### Task
Reproduce the data exactly as it stands.

Record extracts below:

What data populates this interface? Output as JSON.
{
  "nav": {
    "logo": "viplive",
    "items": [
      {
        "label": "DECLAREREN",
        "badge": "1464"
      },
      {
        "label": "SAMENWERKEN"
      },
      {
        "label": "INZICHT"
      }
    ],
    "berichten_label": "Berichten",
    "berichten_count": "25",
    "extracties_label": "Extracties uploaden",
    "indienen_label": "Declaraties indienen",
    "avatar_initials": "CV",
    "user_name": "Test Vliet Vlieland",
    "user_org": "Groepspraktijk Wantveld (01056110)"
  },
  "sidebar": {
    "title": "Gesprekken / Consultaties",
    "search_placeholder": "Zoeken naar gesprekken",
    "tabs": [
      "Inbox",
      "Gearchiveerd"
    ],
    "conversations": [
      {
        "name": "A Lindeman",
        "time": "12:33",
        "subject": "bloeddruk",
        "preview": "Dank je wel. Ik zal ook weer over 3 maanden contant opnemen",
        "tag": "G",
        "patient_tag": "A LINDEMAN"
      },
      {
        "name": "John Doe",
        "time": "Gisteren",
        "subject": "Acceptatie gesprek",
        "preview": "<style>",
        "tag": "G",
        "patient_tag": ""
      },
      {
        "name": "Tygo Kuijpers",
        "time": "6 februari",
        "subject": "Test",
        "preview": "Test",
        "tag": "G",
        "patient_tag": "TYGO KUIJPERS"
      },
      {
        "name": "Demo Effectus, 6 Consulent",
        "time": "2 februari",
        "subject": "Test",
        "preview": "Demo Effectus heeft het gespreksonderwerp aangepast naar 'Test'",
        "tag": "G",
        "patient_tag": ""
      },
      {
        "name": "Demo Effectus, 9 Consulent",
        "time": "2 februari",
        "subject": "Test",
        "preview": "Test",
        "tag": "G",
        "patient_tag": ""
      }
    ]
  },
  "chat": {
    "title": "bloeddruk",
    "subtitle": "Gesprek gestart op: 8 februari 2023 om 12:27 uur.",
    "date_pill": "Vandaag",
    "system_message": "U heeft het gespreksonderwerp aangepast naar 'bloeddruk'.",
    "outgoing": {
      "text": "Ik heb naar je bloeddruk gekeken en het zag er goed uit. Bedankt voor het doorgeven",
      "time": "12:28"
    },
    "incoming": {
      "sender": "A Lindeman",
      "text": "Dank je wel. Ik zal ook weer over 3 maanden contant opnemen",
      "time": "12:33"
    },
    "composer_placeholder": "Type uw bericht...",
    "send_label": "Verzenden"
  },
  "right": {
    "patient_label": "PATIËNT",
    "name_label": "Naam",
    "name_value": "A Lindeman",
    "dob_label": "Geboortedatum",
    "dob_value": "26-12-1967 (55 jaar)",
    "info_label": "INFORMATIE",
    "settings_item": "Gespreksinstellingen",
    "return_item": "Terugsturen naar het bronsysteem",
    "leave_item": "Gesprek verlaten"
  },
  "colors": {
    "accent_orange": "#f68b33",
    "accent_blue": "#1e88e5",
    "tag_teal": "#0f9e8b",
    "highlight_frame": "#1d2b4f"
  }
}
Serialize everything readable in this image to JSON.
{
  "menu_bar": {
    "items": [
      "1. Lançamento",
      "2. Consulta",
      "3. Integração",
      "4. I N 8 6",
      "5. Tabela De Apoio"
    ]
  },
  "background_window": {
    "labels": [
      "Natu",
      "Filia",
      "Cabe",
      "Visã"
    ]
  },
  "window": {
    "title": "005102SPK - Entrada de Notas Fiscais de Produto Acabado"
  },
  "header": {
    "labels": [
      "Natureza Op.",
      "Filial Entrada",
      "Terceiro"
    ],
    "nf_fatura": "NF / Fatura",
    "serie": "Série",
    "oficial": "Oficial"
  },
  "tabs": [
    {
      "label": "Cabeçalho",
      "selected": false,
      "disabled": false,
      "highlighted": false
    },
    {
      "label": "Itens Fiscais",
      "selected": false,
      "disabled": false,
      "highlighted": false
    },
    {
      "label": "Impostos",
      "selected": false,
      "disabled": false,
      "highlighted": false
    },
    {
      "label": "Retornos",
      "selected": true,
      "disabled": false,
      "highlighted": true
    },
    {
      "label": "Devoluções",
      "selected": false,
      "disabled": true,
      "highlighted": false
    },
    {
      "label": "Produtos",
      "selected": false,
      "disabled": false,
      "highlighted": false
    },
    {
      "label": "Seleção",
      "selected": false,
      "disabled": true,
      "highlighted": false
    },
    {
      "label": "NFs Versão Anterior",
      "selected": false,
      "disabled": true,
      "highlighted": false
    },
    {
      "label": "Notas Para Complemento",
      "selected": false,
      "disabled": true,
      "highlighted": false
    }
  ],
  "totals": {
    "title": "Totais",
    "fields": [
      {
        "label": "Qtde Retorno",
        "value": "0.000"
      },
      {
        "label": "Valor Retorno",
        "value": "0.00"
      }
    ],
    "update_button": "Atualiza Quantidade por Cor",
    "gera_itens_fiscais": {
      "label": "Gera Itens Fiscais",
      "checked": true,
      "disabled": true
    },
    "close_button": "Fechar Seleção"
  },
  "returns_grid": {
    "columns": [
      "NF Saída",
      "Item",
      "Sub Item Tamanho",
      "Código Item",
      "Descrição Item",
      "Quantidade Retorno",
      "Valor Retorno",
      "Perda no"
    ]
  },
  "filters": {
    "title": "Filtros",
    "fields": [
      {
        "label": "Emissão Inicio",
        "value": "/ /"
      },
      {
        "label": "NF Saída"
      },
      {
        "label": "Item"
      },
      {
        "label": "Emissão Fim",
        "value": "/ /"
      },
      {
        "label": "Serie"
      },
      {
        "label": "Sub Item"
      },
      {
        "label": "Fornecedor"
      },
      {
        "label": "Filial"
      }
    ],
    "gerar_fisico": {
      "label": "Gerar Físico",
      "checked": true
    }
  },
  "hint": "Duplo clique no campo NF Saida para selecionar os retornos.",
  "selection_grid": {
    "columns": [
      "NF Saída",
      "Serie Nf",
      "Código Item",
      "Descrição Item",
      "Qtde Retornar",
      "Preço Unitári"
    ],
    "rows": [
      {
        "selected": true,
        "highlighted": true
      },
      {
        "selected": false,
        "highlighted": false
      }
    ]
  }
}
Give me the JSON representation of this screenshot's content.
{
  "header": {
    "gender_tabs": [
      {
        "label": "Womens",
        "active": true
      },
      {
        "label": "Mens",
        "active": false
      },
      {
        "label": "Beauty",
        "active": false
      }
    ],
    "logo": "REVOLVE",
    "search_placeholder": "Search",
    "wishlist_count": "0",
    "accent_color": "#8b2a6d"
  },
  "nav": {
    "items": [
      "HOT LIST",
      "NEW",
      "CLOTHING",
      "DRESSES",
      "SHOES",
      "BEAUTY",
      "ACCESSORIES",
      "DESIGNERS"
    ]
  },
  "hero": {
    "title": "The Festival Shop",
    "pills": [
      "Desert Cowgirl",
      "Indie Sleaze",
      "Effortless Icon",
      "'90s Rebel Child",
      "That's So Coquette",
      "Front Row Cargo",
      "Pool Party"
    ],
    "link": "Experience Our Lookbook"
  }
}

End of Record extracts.

### Finished task
What data populates this interface? Output as JSON.
{
  "nav": {
    "logo": "viplive",
    "items": [
      {
        "label": "DECLAREREN",
        "badge": "1464"
      },
      {
        "label": "SAMENWERKEN"
      },
      {
        "label": "INZICHT"
      }
    ],
    "berichten_label": "Berichten",
    "berichten_count": "25",
    "extracties_label": "Extracties uploaden",
    "indienen_label": "Declaraties indienen",
    "avatar_initials": "CV",
    "user_name": "Test Vliet Vlieland",
    "user_org": "Groepspraktijk Wantveld (01056110)"
  },
  "sidebar": {
    "title": "Gesprekken / Consultaties",
    "search_placeholder": "Zoeken naar gesprekken",
    "tabs": [
      "Inbox",
      "Gearchiveerd"
    ],
    "conversations": [
      {
        "name": "A Lindeman",
        "time": "12:33",
        "subject": "bloeddruk",
        "preview": "Dank je wel. Ik zal ook weer over 3 maanden contant opnemen",
        "tag": "G",
        "patient_tag": "A LINDEMAN"
      },
      {
        "name": "John Doe",
        "time": "Gisteren",
        "subject": "Acceptatie gesprek",
        "preview": "<style>",
        "tag": "G",
        "patient_tag": ""
      },
      {
        "name": "Tygo Kuijpers",
        "time": "6 februari",
        "subject": "Test",
        "preview": "Test",
        "tag": "G",
        "patient_tag": "TYGO KUIJPERS"
      },
      {
        "name": "Demo Effectus, 6 Consulent",
        "time": "2 februari",
        "subject": "Test",
        "preview": "Demo Effectus heeft het gespreksonderwerp aangepast naar 'Test'",
        "tag": "G",
        "patient_tag": ""
      },
      {
        "name": "Demo Effectus, 9 Consulent",
        "time": "2 februari",
        "subject": "Test",
        "preview": "Test",
        "tag": "G",
        "patient_tag": ""
      }
    ]
  },
  "chat": {
    "title": "bloeddruk",
    "subtitle": "Gesprek gestart op: 8 februari 2023 om 12:27 uur.",
    "date_pill": "Vandaag",
    "system_message": "U heeft het gespreksonderwerp aangepast naar 'bloeddruk'.",
    "outgoing": {
      "text": "Ik heb naar je bloeddruk gekeken en het zag er goed uit. Bedankt voor het doorgeven",
      "time": "12:28"
    },
    "incoming": {
      "sender": "A Lindeman",
      "text": "Dank je wel. Ik zal ook weer over 3 maanden contant opnemen",
      "time": "12:33"
    },
    "composer_placeholder": "Type uw bericht...",
    "send_label": "Verzenden"
  },
  "right": {
    "patient_label": "PATIËNT",
    "name_label": "Naam",
    "name_value": "A Lindeman",
    "dob_label": "Geboortedatum",
    "dob_value": "26-12-1967 (55 jaar)",
    "info_label": "INFORMATIE",
    "settings_item": "Gespreksinstellingen",
    "return_item": "Terugsturen naar het bronsysteem",
    "leave_item": "Gesprek verlaten"
  },
  "colors": {
    "accent_orange": "#f68b33",
    "accent_blue": "#1e88e5",
    "tag_teal": "#0f9e8b",
    "highlight_frame": "#1d2b4f"
  }
}
Serialize everything readable in this image to JSON.
{
  "menu_bar": {
    "items": [
      "1. Lançamento",
      "2. Consulta",
      "3. Integração",
      "4. I N 8 6",
      "5. Tabela De Apoio"
    ]
  },
  "background_window": {
    "labels": [
      "Natu",
      "Filia",
      "Cabe",
      "Visã"
    ]
  },
  "window": {
    "title": "005102SPK - Entrada de Notas Fiscais de Produto Acabado"
  },
  "header": {
    "labels": [
      "Natureza Op.",
      "Filial Entrada",
      "Terceiro"
    ],
    "nf_fatura": "NF / Fatura",
    "serie": "Série",
    "oficial": "Oficial"
  },
  "tabs": [
    {
      "label": "Cabeçalho",
      "selected": false,
      "disabled": false,
      "highlighted": false
    },
    {
      "label": "Itens Fiscais",
      "selected": false,
      "disabled": false,
      "highlighted": false
    },
    {
      "label": "Impostos",
      "selected": false,
      "disabled": false,
      "highlighted": false
    },
    {
      "label": "Retornos",
      "selected": true,
      "disabled": false,
      "highlighted": true
    },
    {
      "label": "Devoluções",
      "selected": false,
      "disabled": true,
      "highlighted": false
    },
    {
      "label": "Produtos",
      "selected": false,
      "disabled": false,
      "highlighted": false
    },
    {
      "label": "Seleção",
      "selected": false,
      "disabled": true,
      "highlighted": false
    },
    {
      "label": "NFs Versão Anterior",
      "selected": false,
      "disabled": true,
      "highlighted": false
    },
    {
      "label": "Notas Para Complemento",
      "selected": false,
      "disabled": true,
      "highlighted": false
    }
  ],
  "totals": {
    "title": "Totais",
    "fields": [
      {
        "label": "Qtde Retorno",
        "value": "0.000"
      },
      {
        "label": "Valor Retorno",
        "value": "0.00"
      }
    ],
    "update_button": "Atualiza Quantidade por Cor",
    "gera_itens_fiscais": {
      "label": "Gera Itens Fiscais",
      "checked": true,
      "disabled": true
    },
    "close_button": "Fechar Seleção"
  },
  "returns_grid": {
    "columns": [
      "NF Saída",
      "Item",
      "Sub Item Tamanho",
      "Código Item",
      "Descrição Item",
      "Quantidade Retorno",
      "Valor Retorno",
      "Perda no"
    ]
  },
  "filters": {
    "title": "Filtros",
    "fields": [
      {
        "label": "Emissão Inicio",
        "value": "/ /"
      },
      {
        "label": "NF Saída"
      },
      {
        "label": "Item"
      },
      {
        "label": "Emissão Fim",
        "value": "/ /"
      },
      {
        "label": "Serie"
      },
      {
        "label": "Sub Item"
      },
      {
        "label": "Fornecedor"
      },
      {
        "label": "Filial"
      }
    ],
    "gerar_fisico": {
      "label": "Gerar Físico",
      "checked": true
    }
  },
  "hint": "Duplo clique no campo NF Saida para selecionar os retornos.",
  "selection_grid": {
    "columns": [
      "NF Saída",
      "Serie Nf",
      "Código Item",
      "Descrição Item",
      "Qtde Retornar",
      "Preço Unitári"
    ],
    "rows": [
      {
        "selected": true,
        "highlighted": true
      },
      {
        "selected": false,
        "highlighted": false
      }
    ]
  }
}
Give me the JSON representation of this screenshot's content.
{
  "header": {
    "gender_tabs": [
      {
        "label": "Womens",
        "active": true
      },
      {
        "label": "Mens",
        "active": false
      },
      {
        "label": "Beauty",
        "active": false
      }
    ],
    "logo": "REVOLVE",
    "search_placeholder": "Search",
    "wishlist_count": "0",
    "accent_color": "#8b2a6d"
  },
  "nav": {
    "items": [
      "HOT LIST",
      "NEW",
      "CLOTHING",
      "DRESSES",
      "SHOES",
      "BEAUTY",
      "ACCESSORIES",
      "DESIGNERS"
    ]
  },
  "hero": {
    "title": "The Festival Shop",
    "pills": [
      "Desert Cowgirl",
      "Indie Sleaze",
      "Effortless Icon",
      "'90s Rebel Child",
      "That's So Coquette",
      "Front Row Cargo",
      "Pool Party"
    ],
    "link": "Experience Our Lookbook"
  }
}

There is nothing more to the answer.